BY DEB AND TIM SMITH
Dianna Lyko of Mendon has been honored with the 2021 New York State EMS Council Annual Award for the Registered Professional Nurse Of Excellence. While all aspects of society have been compromised by the pandemic of the past year, obviously those in the health profession working at hospitals have found themselves thrust into a front line position to a greater degree than most. Dianna found herself in that position and rose to meet the challenge with an adept acuity and devotion that did not go unnoticed.
About Dianna, Pittsford Volunteer Ambulance’s Deputy Chief of Clinical Care Brian Bartolick and paramedic Rebecca Searchfield wrote the following. “Dianna is an incredibly dedicated RN. She works tirelessly in the Highland Hospital Emergency Department. She is a common face that EMS crews see representing the hospital, and even in the face of increased activity and long wait times, Dianna ensures that EMS does not become neglected. She is dedicated to the department, often times serving in multiple roles such as charge and triage while still needed to manage patient care. Her care and compassion for her craft are evident and she instantly establishes a great rapport with patients.”
Here’s the background of the honor Dianna won which was awarded through the Monroe Livingston Regional EMS Council. Most of the council’s awards fall within the realm of actual EMS staff, but there is one award for the Registered Professional Nurse of Excellence which, as the name conveys, goes to an RN and that’s the one which was awarded to Dianna.
The official criteria states that the award is for: Contributions to the EMS community as a NYS professional Registered Nurse (RN) who demonstrates outstanding dedication, responsibility, professional behavior, ingenuity, special skills or insight in the pre-hospital environment. Eligibility: New York State licensed Registered Nurse serving the EMS System.
Dianna worked as the “charge nurse” at Highland Hospital’s Emergency Department which essentially established her as the liaison as emergency patients were transitioning from the care of the “pre-hospital” medical team to the emergency team at Highland. That pre-hospital team would be the paramedics and EMT’s who, when delivering their patients to Highland, would often have Dianna be the first face they’d see upon arrival at the hospital.
In this capacity, Dianna came to know many members of the pre-hospital team and a strong mutual respect developed for the difficult work performed on the pre-arrival and post-arrival levels of this operation. “I always strived to make the triage and rooming process as smooth as possible,” Dianna said, “in order to be able to get the crews back in-service and onto the road.”
We asked Dianna about how COVID had affected her work and, not surprisingly, she had some telling answers. At this point, we’re actually going to turn things over to Dianna for a few paragraphs and allow her to tell this tale that is covered with a coating of COVID in her very own words.
When COVID first showed up in Rochester (fun fact: the first positive was a patient who came to Highland’s ED), the amount of uncertainty was unnerving. Each day brought new guidelines, policies and recommendations. Things seemed to be ever-changing and evolving, seemingly completely out of our control at times.
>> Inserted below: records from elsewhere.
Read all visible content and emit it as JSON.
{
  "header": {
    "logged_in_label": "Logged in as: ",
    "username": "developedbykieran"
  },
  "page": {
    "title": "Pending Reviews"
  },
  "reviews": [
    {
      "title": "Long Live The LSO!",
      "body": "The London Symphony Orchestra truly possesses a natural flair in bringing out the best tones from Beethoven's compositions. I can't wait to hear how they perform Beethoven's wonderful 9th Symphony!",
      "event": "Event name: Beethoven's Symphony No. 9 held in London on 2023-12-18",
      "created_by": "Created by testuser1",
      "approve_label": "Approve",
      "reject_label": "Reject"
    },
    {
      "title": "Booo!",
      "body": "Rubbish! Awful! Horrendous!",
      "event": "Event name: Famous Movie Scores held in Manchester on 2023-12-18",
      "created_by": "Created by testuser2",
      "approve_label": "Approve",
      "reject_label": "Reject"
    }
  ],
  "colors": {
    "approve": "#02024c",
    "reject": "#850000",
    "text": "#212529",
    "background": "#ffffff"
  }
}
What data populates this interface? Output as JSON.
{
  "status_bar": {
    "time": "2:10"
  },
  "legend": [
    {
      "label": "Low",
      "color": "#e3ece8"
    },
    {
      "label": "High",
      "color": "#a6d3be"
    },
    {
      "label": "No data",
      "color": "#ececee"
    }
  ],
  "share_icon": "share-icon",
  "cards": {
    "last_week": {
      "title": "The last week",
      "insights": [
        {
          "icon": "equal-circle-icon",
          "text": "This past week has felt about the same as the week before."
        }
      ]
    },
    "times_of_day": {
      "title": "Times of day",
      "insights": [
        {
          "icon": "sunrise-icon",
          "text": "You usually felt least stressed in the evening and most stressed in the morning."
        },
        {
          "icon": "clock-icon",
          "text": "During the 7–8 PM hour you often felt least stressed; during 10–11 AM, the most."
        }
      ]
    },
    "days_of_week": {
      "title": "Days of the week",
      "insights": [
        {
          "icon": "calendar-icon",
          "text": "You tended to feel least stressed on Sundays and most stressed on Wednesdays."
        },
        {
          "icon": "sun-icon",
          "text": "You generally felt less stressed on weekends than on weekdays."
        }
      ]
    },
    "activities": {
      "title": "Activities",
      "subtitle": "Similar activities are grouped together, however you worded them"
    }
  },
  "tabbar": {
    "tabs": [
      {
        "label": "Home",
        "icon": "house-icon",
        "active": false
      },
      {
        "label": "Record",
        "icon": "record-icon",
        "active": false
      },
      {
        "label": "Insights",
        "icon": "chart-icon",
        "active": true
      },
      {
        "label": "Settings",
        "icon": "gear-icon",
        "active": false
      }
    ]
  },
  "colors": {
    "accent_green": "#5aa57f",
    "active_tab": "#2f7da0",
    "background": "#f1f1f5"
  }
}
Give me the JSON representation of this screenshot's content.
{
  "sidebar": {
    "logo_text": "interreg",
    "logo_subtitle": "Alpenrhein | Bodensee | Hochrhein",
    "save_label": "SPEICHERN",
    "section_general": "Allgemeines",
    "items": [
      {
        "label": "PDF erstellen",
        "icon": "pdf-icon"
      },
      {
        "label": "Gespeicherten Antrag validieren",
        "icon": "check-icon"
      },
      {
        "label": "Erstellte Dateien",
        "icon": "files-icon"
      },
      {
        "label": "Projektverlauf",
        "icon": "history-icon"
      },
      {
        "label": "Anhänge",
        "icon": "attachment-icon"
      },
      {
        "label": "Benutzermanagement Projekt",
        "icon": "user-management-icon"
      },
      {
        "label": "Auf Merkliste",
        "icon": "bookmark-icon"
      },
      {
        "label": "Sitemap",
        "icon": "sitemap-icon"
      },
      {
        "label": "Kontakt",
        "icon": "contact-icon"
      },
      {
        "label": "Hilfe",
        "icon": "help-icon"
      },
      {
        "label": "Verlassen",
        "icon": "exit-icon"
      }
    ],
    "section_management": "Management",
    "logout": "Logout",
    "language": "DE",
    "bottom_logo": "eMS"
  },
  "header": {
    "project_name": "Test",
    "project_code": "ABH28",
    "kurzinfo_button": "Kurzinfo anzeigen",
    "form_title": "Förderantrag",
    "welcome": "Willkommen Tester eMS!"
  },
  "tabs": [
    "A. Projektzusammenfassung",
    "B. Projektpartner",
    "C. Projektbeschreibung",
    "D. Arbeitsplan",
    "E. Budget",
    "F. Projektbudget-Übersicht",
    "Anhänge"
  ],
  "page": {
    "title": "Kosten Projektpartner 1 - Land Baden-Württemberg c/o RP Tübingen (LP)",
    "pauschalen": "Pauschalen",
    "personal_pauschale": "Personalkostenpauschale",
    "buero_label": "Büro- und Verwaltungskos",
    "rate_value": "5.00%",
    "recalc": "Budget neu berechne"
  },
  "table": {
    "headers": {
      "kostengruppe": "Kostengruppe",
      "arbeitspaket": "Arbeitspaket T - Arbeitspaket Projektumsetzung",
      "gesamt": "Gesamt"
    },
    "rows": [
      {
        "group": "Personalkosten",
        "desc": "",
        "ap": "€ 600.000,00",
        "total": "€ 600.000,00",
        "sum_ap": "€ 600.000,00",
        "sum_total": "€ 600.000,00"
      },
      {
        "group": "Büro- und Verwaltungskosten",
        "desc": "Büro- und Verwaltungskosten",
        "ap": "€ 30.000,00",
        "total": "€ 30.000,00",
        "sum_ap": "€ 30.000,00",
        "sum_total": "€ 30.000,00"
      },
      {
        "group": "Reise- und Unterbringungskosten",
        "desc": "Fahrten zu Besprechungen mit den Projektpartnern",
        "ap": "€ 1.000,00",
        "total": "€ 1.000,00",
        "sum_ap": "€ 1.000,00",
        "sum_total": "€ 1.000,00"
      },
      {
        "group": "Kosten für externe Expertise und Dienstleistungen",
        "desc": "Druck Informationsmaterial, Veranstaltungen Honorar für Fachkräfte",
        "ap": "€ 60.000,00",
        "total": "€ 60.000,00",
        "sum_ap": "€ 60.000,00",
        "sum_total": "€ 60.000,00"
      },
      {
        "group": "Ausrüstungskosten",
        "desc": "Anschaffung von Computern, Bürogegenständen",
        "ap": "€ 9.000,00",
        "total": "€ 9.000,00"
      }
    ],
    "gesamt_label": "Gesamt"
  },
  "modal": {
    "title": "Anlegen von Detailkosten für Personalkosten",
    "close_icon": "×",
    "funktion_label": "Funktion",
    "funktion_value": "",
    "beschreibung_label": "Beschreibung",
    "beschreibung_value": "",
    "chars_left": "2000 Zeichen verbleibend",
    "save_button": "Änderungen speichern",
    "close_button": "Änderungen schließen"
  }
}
However, this really only helped to strengthen the bond between pre-hospital and hospital providers. We had to lean on each other since we were the only people we got to see day in and day out (even if it was under layers of PPE).
It brought so many challenges to both EMS and the hospitals, but luckily we all had each other to get through it. It challenged us and the medical system in ways that seem absolutely unreal when you reflect on the past 400 some-odd days of COVID-19, but we are still here, still standing, still doing what we do. I certainly never imagined when I graduated nursing school 7 years ago that I would ever work during a global pandemic, but at this point, I couldn’t have imagined taking on this beginning of this pandemic with anyone other than the team that I did in Highland’s ED and all the EMS providers in our community.
We’d like to extend a special Sentinel salute and shout-out to our friend and neighbor Dianna Lyko.